That's not what they tell us. They tell us that once it's out there in cyberspace you can't get it back. Hard to burn anyway which is how many libraries were lost. But that's neither here nor there; we applaud Mr. Bradbury's spirit and his continuing support for literature, books and libraries.

When he is not raising money for libraries, Mr. Bradbury still writes for a few hours every morning (“I can’t tell you,” is the answer to any questions on his latest book); reads George Bernard Shaw; receives visitors including reporters, filmmakers, friends and children of friends; and watches movies on his giant flat-screen television.

He can still be found regularly at the Los Angeles Public Library branch in Koreatown, which he visited often as a teenager.

“The children ask me, ‘How can I live forever, too?’ ” he said. “I tell them do what you love and love what you do. That’s the story on my life.”

Friday, June 19, 2009

Jane Austen atwitter

As my friends and family, and perhaps my few readers here might know, I am a Jane Austen fan. My daughter is perhaps following in my footsteps; she came across a cute and funny piece and posted the link on her facebook page. It is Pride and Prejudice played out as if the characters had twitter and blog technology. You perhaps have to be at least slightly familiar with twitter to appreciate the humour fully but if you are familiar with the plot and characters of Pride and Prejudice you will still "get" the joke. I'll copy an excerpt and if you like it you can read down to
LizzieB: @Darcy I heart you. Truly.
And don't neglect the music links!

A Mr Bingley--worth 50,000 followers a year--has joined Twitter! He's brought a friend, Mr Darcy--worth 100,000 followers a year! Pls RT

@JaneB @LizzyB @MaryBsaphorisms @KittyB @LydiaB I will have one of you girls married into internet fame yet. Just you wait.

@MrsB But mother, I think we can pull ourselves up by our dooce-straps just fine.

Blogcasting: How to find husbands for your daughters: http://tinyurl/momblog Now with free giveaway from our Etsy embroidery shop. Pls RT

@JaneB If I could love a man who would love me enough to take me for a mere 50 followers, I should be well pleased...
Oh @LizzyB, it is my ardent wish to marry 4 love. Love, respect AND dual laptops would be most agreeable. #iamdullbutpretty

Does anyone know what #Bingley is and why it’s suddenly the no. 1 trending topic?

@CubicleSurfer I think #Bingley’s a he and I’m pretty sure he just died.

@CubicleSurfer @BoredInTheBurbs No, I’m pretty sure #Bingley’s the new Idol. That doesn’t explain why he’s the no. 1 trending topic, tho.

It behooves us all to resist the temptation of #Idol chatter

I can’t believe I lost 5 followers with that last Tweet. What’s WRONG with you people?

@JaneB @LizzyB @MaryBsaphorisms @KittyB There's going to be a dance!!! Squeeee!!! I won't sit down all night.

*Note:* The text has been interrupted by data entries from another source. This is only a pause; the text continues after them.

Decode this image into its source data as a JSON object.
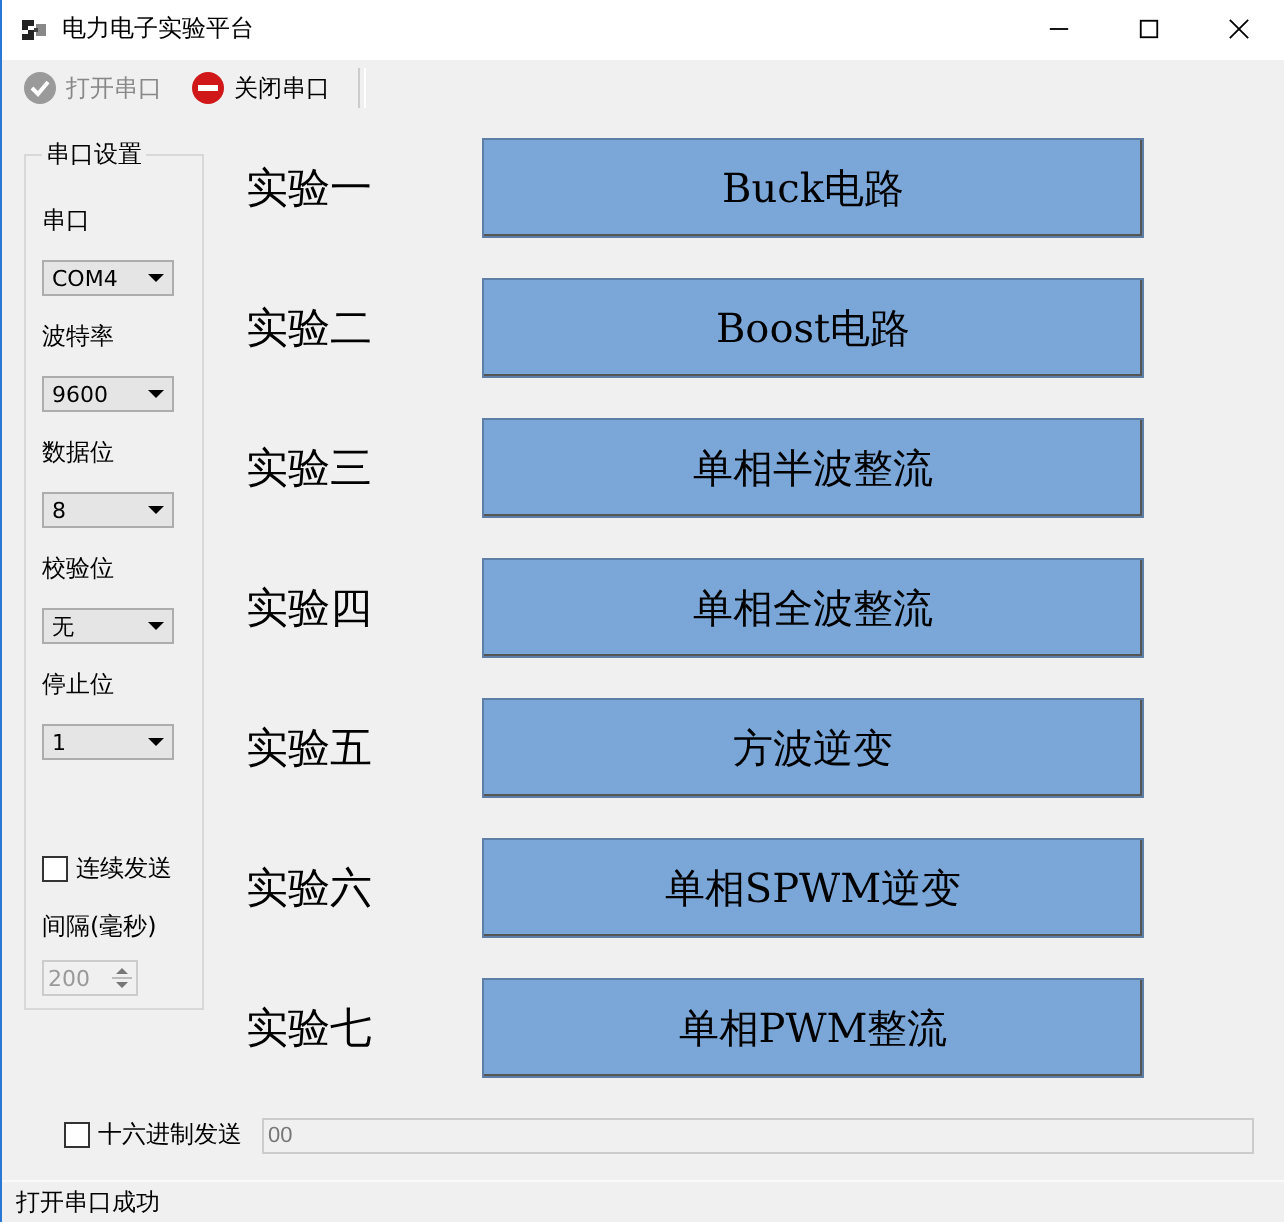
{
  "window": {
    "title": "电力电子实验平台"
  },
  "toolbar": [
    {
      "label": "打开串口",
      "kind": "open",
      "disabled": true
    },
    {
      "label": "关闭串口",
      "kind": "close",
      "disabled": false
    }
  ],
  "serial_settings": {
    "title": "串口设置",
    "items": [
      {
        "kind": "combo",
        "label": "串口",
        "value": "COM4"
      },
      {
        "kind": "combo",
        "label": "波特率",
        "value": "9600"
      },
      {
        "kind": "combo",
        "label": "数据位",
        "value": "8"
      },
      {
        "kind": "combo",
        "label": "校验位",
        "value": "无"
      },
      {
        "kind": "combo",
        "label": "停止位",
        "value": "1"
      },
      {
        "kind": "checkbox",
        "label": "连续发送",
        "checked": false
      },
      {
        "kind": "spin",
        "label": "间隔(毫秒)",
        "value": "200",
        "disabled": true
      }
    ]
  },
  "experiments": [
    {
      "label": "实验一",
      "button": "Buck电路"
    },
    {
      "label": "实验二",
      "button": "Boost电路"
    },
    {
      "label": "实验三",
      "button": "单相半波整流"
    },
    {
      "label": "实验四",
      "button": "单相全波整流"
    },
    {
      "label": "实验五",
      "button": "方波逆变"
    },
    {
      "label": "实验六",
      "button": "单相SPWM逆变"
    },
    {
      "label": "实验七",
      "button": "单相PWM整流"
    }
  ],
  "send": {
    "hex_label": "十六进制发送",
    "hex_checked": false,
    "value": "00"
  },
  "status_bar": "打开串口成功"
}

Read the rest- click here
Oh, life is a glorious cycle of song,
A medley of extemporanea;
And love is a thing that can never go wrong;
And I am Marie of Romania.
Dorothy Parker, Not So Deep as a Well (1937)